Once you have read the listing below, output it again exactly.
Top of Data in this exercise
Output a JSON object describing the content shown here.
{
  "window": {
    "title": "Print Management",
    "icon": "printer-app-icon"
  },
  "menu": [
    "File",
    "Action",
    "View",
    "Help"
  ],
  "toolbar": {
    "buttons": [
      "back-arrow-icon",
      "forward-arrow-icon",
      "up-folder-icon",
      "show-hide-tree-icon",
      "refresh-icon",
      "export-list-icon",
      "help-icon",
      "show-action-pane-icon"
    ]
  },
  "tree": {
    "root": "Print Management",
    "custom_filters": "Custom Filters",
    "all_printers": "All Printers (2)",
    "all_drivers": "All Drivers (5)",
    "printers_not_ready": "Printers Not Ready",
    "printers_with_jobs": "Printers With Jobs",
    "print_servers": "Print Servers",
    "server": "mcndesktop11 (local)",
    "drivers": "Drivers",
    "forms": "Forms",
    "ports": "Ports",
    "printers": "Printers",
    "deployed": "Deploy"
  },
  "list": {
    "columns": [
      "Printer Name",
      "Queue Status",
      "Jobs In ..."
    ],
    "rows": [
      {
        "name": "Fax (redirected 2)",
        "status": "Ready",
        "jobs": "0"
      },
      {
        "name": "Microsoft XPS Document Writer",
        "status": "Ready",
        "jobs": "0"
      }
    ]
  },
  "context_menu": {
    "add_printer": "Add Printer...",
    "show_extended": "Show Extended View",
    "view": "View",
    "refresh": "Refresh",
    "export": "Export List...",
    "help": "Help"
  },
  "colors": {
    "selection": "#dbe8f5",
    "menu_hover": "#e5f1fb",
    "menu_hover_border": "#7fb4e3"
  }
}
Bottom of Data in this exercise
Task output ▸
Output a JSON object describing the content shown here.
{
  "window": {
    "title": "Print Management",
    "icon": "printer-app-icon"
  },
  "menu": [
    "File",
    "Action",
    "View",
    "Help"
  ],
  "toolbar": {
    "buttons": [
      "back-arrow-icon",
      "forward-arrow-icon",
      "up-folder-icon",
      "show-hide-tree-icon",
      "refresh-icon",
      "export-list-icon",
      "help-icon",
      "show-action-pane-icon"
    ]
  },
  "tree": {
    "root": "Print Management",
    "custom_filters": "Custom Filters",
    "all_printers": "All Printers (2)",
    "all_drivers": "All Drivers (5)",
    "printers_not_ready": "Printers Not Ready",
    "printers_with_jobs": "Printers With Jobs",
    "print_servers": "Print Servers",
    "server": "mcndesktop11 (local)",
    "drivers": "Drivers",
    "forms": "Forms",
    "ports": "Ports",
    "printers": "Printers",
    "deployed": "Deploy"
  },
  "list": {
    "columns": [
      "Printer Name",
      "Queue Status",
      "Jobs In ..."
    ],
    "rows": [
      {
        "name": "Fax (redirected 2)",
        "status": "Ready",
        "jobs": "0"
      },
      {
        "name": "Microsoft XPS Document Writer",
        "status": "Ready",
        "jobs": "0"
      }
    ]
  },
  "context_menu": {
    "add_printer": "Add Printer...",
    "show_extended": "Show Extended View",
    "view": "View",
    "refresh": "Refresh",
    "export": "Export List...",
    "help": "Help"
  },
  "colors": {
    "selection": "#dbe8f5",
    "menu_hover": "#e5f1fb",
    "menu_hover_border": "#7fb4e3"
  }
}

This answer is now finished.